HOUSTON (AP) — More than 2,200 people have been arrested during a 22-month investigation aimed at thwarting Mexican drug cartel efforts to distribute narcotics across the U.S. and funnel guns and money back south of the border, federal authorities said Thursday.

The probe, called Project Deliverance, focused on shutting down many of the cartels' U.S.-based cells that smuggle drugs, including cocaine, heroin and marijuana, across the U.S.-Mexico border, collect them at major distribution points like Houston and then distribute them nationwide.

Many cells also were responsible for laundering drug profits through real estate purchases and smuggling the proceeds as well as guns back into Mexico to support cartel operations, officials said.

All of Mexico's major drug organizations, including the Beltran Leyva, Gulf and Sinaloa cartels, were targeted in the investigation.

"This operation has struck a significant blow against the cartels, but make no mistake: we know that as successful as this operation was, it was just one battle in what is an ongoing war," U.S. Attorney General Eric Holder said at a Washington, D.C. news conference.

More than 400 arrests were made Wednesday in 16 states, including Texas, California and Virginia.

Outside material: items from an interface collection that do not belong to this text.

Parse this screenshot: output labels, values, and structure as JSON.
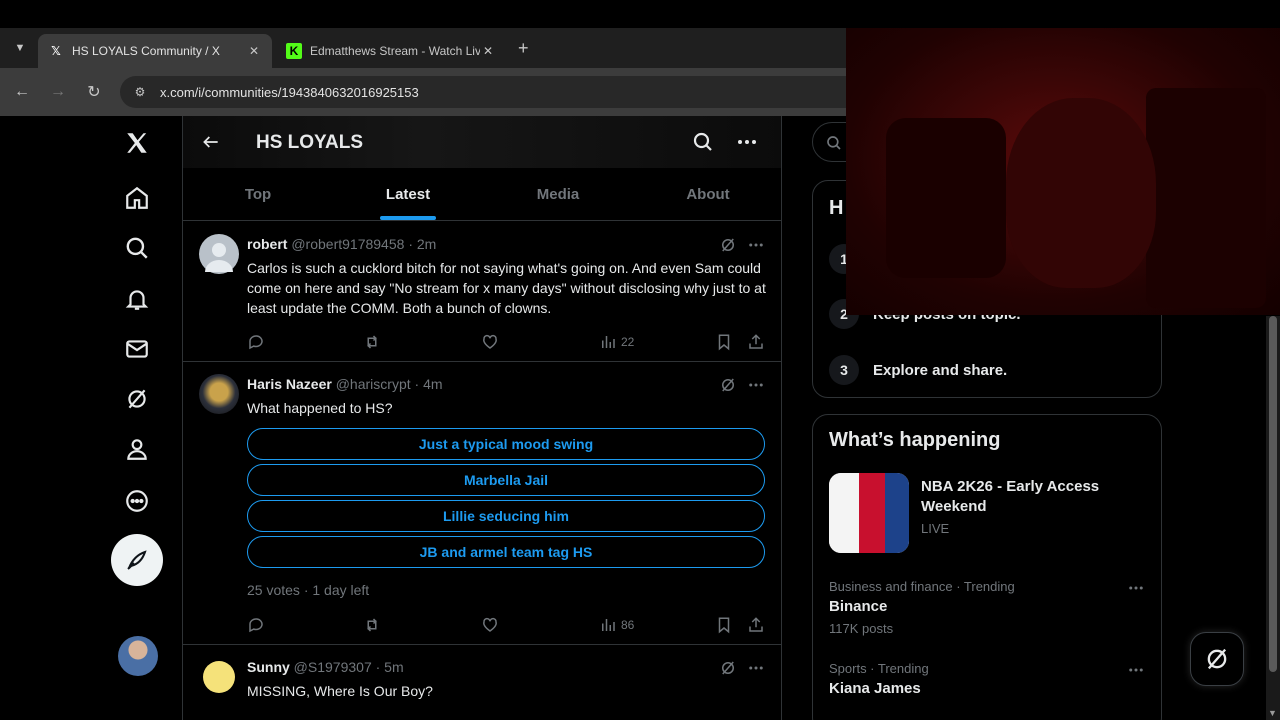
{
  "browser": {
    "tabs": [
      {
        "title": "HS LOYALS Community / X",
        "favicon": "X",
        "active": true
      },
      {
        "title": "Edmatthews Stream - Watch Live",
        "favicon": "K",
        "active": false
      }
    ],
    "url": "x.com/i/communities/1943840632016925153"
  },
  "community": {
    "title": "HS LOYALS",
    "tabs": [
      "Top",
      "Latest",
      "Media",
      "About"
    ],
    "active_tab": "Latest"
  },
  "posts": [
    {
      "name": "robert",
      "handle": "@robert91789458",
      "time": "· 2m",
      "text": "Carlos is such a cucklord bitch for not saying what's going on. And even Sam could come on here and say \"No stream for x many days\" without disclosing why just to at least update the COMM. Both a bunch of clowns.",
      "views": "22"
    },
    {
      "name": "Haris Nazeer",
      "handle": "@hariscrypt",
      "time": "· 4m",
      "text": "What happened to HS?",
      "poll": [
        "Just a typical mood swing",
        "Marbella Jail",
        "Lillie seducing him",
        "JB and armel team tag HS"
      ],
      "poll_footer": "25 votes · 1 day left",
      "views": "86"
    },
    {
      "name": "Sunny",
      "handle": "@S1979307",
      "time": "· 5m",
      "text": "MISSING, Where Is Our Boy?"
    }
  ],
  "rules": {
    "title": "H",
    "items": [
      {
        "num": "1",
        "text": ""
      },
      {
        "num": "2",
        "text": "Keep posts on topic."
      },
      {
        "num": "3",
        "text": "Explore and share."
      }
    ]
  },
  "happening": {
    "title": "What’s happening",
    "featured": {
      "title": "NBA 2K26 - Early Access Weekend",
      "status": "LIVE"
    },
    "trends": [
      {
        "category": "Business and finance · Trending",
        "name": "Binance",
        "count": "117K posts"
      },
      {
        "category": "Sports · Trending",
        "name": "Kiana James",
        "count": ""
      }
    ]
  },
  "colors": {
    "accent": "#1d9bf0",
    "border": "#2f3336",
    "muted": "#71767b"
  }
}
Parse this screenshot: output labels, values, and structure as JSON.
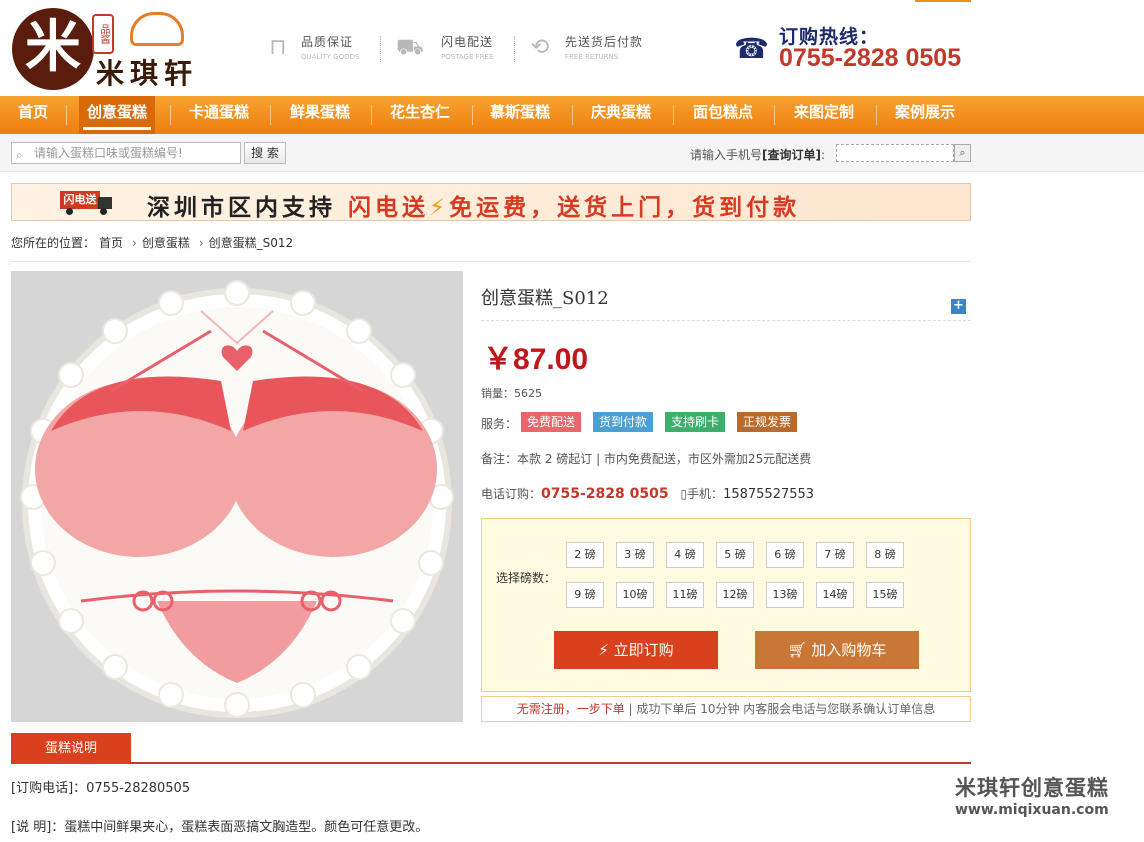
{
  "brand": {
    "seal_text": "品酱",
    "logo_mark": "米",
    "name": "米琪轩"
  },
  "features": [
    {
      "icon": "bookmark-icon",
      "glyph": "⊓",
      "title": "品质保证",
      "subtitle": "QUALITY GOODS"
    },
    {
      "icon": "truck-icon",
      "glyph": "⛟",
      "title": "闪电配送",
      "subtitle": "POSTAGE FREE"
    },
    {
      "icon": "return-icon",
      "glyph": "⟲",
      "title": "先送货后付款",
      "subtitle": "FREE RETURNS"
    }
  ],
  "hotline": {
    "title": "订购热线：",
    "number": "0755-2828 0505"
  },
  "nav": [
    "首页",
    "创意蛋糕",
    "卡通蛋糕",
    "鲜果蛋糕",
    "花生杏仁",
    "慕斯蛋糕",
    "庆典蛋糕",
    "面包糕点",
    "来图定制",
    "案例展示"
  ],
  "search": {
    "placeholder": "请输入蛋糕口味或蛋糕编号!",
    "button": "搜 索",
    "order_prompt": "请输入手机号",
    "order_link": "[查询订单]",
    "order_colon": ":"
  },
  "banner": {
    "truck_label": "闪电送",
    "text_start": "深圳市区内支持",
    "text_highlight": "闪电送",
    "bolt": "⚡",
    "text_end": "免运费，送货上门，货到付款"
  },
  "breadcrumb": {
    "prefix": "您所在的位置：",
    "items": [
      "首页",
      "创意蛋糕",
      "创意蛋糕_S012"
    ]
  },
  "product": {
    "title": "创意蛋糕_S012",
    "price": "￥87.00",
    "sales_label": "销量：",
    "sales_value": "5625",
    "service_label": "服务：",
    "services": [
      {
        "label": "免费配送",
        "color": "#e8676b"
      },
      {
        "label": "货到付款",
        "color": "#4c9fd3"
      },
      {
        "label": "支持刷卡",
        "color": "#3fae6b"
      },
      {
        "label": "正规发票",
        "color": "#b86b2f"
      }
    ],
    "remark": "备注：本款 2 磅起订 | 市内免费配送，市区外需加25元配送费",
    "tel_label": "电话订购：",
    "tel_number": "0755-2828 0505",
    "mobile_label": "手机：",
    "mobile_number": "15875527553"
  },
  "order_box": {
    "select_label": "选择磅数：",
    "sizes": [
      "2 磅",
      "3 磅",
      "4 磅",
      "5 磅",
      "6 磅",
      "7 磅",
      "8 磅",
      "9 磅",
      "10磅",
      "11磅",
      "12磅",
      "13磅",
      "14磅",
      "15磅"
    ],
    "buy_label": "立即订购",
    "cart_label": "加入购物车"
  },
  "notice": {
    "emphasis": "无需注册，一步下单",
    "rest": " | 成功下单后 10分钟 内客服会电话与您联系确认订单信息"
  },
  "description": {
    "tab": "蛋糕说明",
    "line1": "[订购电话]：0755-28280505",
    "line2": "[说 明]：蛋糕中间鲜果夹心，蛋糕表面恶搞文胸造型。颜色可任意更改。"
  },
  "watermark": {
    "line1": "米琪轩创意蛋糕",
    "line2": "www.miqixuan.com"
  }
}
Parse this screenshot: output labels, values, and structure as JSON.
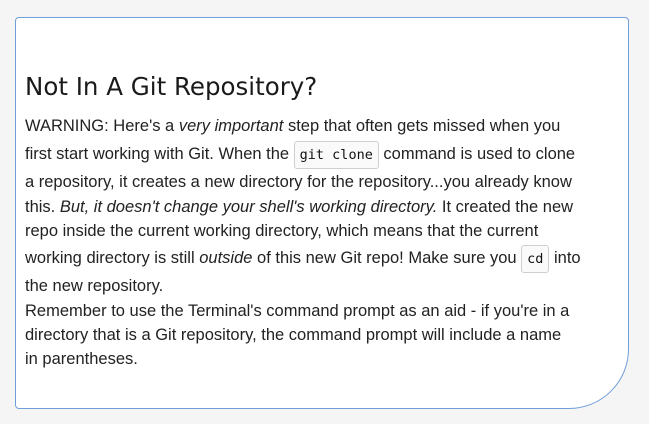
{
  "heading": "Not In A Git Repository?",
  "warning": {
    "l1_a": "WARNING: Here's a ",
    "l1_em": "very important",
    "l1_b": " step that often gets missed when you",
    "l2_a": "first start working with Git. When the ",
    "l2_code": "git clone",
    "l2_b": " command is used to clone",
    "l3": "a repository, it creates a new directory for the repository...you already know",
    "l4_a": "this. ",
    "l4_em": "But, it doesn't change your shell's working directory.",
    "l4_b": " It created the new",
    "l5": "repo inside the current working directory, which means that the current",
    "l6_a": "working directory is still ",
    "l6_em": "outside",
    "l6_b": " of this new Git repo! Make sure you ",
    "l6_code": "cd",
    "l6_c": " into",
    "l7": "the new repository."
  },
  "reminder": {
    "l1": "Remember to use the Terminal's command prompt as an aid - if you're in a",
    "l2": "directory that is a Git repository, the command prompt will include a name",
    "l3": "in parentheses."
  },
  "colors": {
    "card_border": "#6f9ed8",
    "page_background": "#f5f5f5"
  }
}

The Justice Department says the probe has led to the seizure of $154 million in currency, more than 1,200 pounds of methamphetamine, 2.5 tons of cocaine, more than 1,400 pounds of heroin and 69 tons of marijuana.

Those arrested included Carlos Ramon Castro-Rocha, accused of running a major black tar heroin smuggling operation from Mexico. Castro-Rocha was a middle man for Mexican cartels who worked for both the Sinaloa and the Familia cartels, moving about 70 kilos of heroin per month to the United States and then bringing $2 million back to Mexico monthly, said a U.S. official who spoke on condition of anonymity because he was not authorized to speak publicly about the case.

Castro-Rocha, 36, from Sinaloa, was arrested in Mexico on May 30 and awaits extradition to the U.S. He faces heroin trafficking charges in Arizona and North Carolina.

In Mexico, Ramon Pequeno, head of the anti-narcotics division of Mexico's federal police, said U.S.-Mexico cooperation has been key in arresting traffickers.

People like Castro-Rocha "keep a low profile, manage significant amounts of drugs and money, are little known and don't belong to any traditional drug trafficking organization, which makes it difficult to identify and capture them," Pequeno said. "It is at this stage that the exchange of information and the collaboration with authorities from other countries is heightened."

The Drug Enforcement Administration, the FBI, and Immigration and Customs Enforcement worked on the effort with state and local law enforcement agencies.

Arrests in Texas exemplified how officials said the federal probe disrupted cartel operations in the U.S.

In Houston and south Texas, officials said they shut down cells from the Beltran Leyva, Gulf and Zeta cartels that smuggled drugs into the U.S. in fake hay bales, school buses and dump trucks and also laundered millions of dollars in drug proceeds through the purchase of more than 70 residential lots in Hidalgo County. Those indicted in south Texas included Hernan Guerra, the police chief of Sullivan City, a small town near the Mexican border. He is accused of helping smuggle marijuana into the U.S.

"Each dollar we take is one they can't use to support their operations in Mexico," said Jose Angel Moreno, the U.S. attorney based in Houston.

In West Texas, 13 indictments were returned against 130 people directly associated with the two dominant cartels in the Ciudad Juarez, Mexico area: the Juarez and Sinaloa cartels.

"These organizations will be forced to recruit and develop new alliances for the transportation and distribution of their illicit drugs," said Joseph Arabit, El Paso's DEA chief. "By relying on less experienced and less trusted individuals in support of their activities they'll be more vulnerable to infiltration, further disruption and exploitation by law enforcement authorities."


Associated Press writers Pete Yost in Washington, Olga R. Rodriguez in Mexico City and Christopher Sherman in El Paso, Texas contributed to this report.